Objective: To investigate the effect of Timed Up and Go category on the Five Times Sit to Stand Test, and to determine the role of recreational status on Timed Up and Go rating.
Method: The descriptive, cross-sectional study was conducted between October 2018 and April 2019 at the College of Medical Rehabilitation Sciences, Taibah University, Madina, Saudi Arabia, and comprised community-ambulant retired overweight or obese subjects of either gender aged 60-69 years. Timed Up and Go, Five Times Sit to Stand Test and Single-Leg Stance Test were used to measure basic mobility, transitional skills and static balance respectively. Data was analysed using SPSS 23.
Results: Of the 150 subjects, 108(72%) were males and 42(28%) were females. The overall mean age was 63.1±2.5 years and the mean body mass index was 29.6±3.8kg/m2. There were 46(31.5%) subjects who were freely mobile, 60(41.1%) who were mostly independent and 40(27.4%) who had variable mobility. Also, 36(24%) subjects were recreationally active, while 114(76%) were recreationally inactive. The freely mobile subjects managed to finish the Five Times Sit to Stand Test in less time than the other groups (p<0.05). The recreationally active subjects took significantly less time to finish the Timed Up and Go test compared to the inactive. Besides, the males had longer Single-Leg Stance Test timing than females (p<0.05).

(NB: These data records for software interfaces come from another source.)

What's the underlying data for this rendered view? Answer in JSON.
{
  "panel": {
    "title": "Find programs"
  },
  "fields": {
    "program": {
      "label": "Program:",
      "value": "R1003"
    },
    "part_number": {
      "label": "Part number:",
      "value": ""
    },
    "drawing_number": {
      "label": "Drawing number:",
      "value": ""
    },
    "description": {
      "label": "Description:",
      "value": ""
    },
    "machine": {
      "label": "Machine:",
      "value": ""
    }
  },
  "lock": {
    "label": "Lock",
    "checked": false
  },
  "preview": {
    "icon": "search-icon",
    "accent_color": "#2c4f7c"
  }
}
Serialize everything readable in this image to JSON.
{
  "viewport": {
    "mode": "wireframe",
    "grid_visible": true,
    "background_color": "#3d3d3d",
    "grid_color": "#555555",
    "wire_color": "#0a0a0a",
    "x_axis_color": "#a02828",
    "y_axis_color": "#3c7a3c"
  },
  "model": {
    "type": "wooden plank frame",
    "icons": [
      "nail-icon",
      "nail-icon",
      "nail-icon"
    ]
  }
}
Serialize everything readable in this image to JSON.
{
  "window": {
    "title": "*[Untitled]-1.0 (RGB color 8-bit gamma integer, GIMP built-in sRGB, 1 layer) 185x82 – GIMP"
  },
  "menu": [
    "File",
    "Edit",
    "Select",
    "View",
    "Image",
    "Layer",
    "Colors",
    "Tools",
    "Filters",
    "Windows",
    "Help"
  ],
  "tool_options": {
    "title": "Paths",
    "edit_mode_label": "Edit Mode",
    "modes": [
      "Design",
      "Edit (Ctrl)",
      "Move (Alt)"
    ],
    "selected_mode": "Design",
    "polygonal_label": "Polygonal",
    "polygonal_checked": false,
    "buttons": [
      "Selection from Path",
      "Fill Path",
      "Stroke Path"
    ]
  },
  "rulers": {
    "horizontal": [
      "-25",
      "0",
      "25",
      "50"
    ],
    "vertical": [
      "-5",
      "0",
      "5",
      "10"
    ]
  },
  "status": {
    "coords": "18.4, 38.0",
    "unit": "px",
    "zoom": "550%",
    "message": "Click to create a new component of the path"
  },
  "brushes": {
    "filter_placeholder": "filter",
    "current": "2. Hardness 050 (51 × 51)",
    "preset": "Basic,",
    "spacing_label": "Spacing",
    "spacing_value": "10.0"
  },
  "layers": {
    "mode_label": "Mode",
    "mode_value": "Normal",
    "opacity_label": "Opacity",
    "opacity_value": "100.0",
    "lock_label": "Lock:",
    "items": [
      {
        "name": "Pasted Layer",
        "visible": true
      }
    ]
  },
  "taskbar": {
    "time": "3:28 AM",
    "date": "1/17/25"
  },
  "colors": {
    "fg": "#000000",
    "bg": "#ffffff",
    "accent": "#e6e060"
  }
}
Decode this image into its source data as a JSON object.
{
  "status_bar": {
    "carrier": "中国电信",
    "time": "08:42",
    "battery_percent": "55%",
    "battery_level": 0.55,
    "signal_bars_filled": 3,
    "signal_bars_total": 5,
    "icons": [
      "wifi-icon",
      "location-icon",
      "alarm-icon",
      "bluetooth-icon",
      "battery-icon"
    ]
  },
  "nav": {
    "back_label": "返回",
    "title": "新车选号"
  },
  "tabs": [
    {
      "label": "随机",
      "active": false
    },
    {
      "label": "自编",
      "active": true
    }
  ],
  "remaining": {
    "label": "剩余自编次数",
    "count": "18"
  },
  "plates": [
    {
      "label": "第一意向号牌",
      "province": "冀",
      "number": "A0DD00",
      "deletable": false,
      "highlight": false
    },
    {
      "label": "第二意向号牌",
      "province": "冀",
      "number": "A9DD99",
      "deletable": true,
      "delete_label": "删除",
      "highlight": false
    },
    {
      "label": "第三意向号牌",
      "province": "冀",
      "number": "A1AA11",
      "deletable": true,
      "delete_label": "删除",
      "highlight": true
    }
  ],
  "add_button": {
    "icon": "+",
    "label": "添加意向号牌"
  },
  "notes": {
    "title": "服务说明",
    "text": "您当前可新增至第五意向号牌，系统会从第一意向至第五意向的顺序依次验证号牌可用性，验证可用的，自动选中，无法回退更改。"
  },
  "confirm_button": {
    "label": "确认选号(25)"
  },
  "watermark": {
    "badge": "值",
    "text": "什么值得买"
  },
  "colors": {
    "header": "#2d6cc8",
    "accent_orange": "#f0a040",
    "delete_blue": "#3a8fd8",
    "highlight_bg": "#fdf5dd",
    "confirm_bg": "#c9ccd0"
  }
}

Conclusion: The elderly belonging to different Timed Up and Go mobility categories demonstrated variable Five Times Sit to Stand abilities, with the recreational mobility status significantly affecting the category.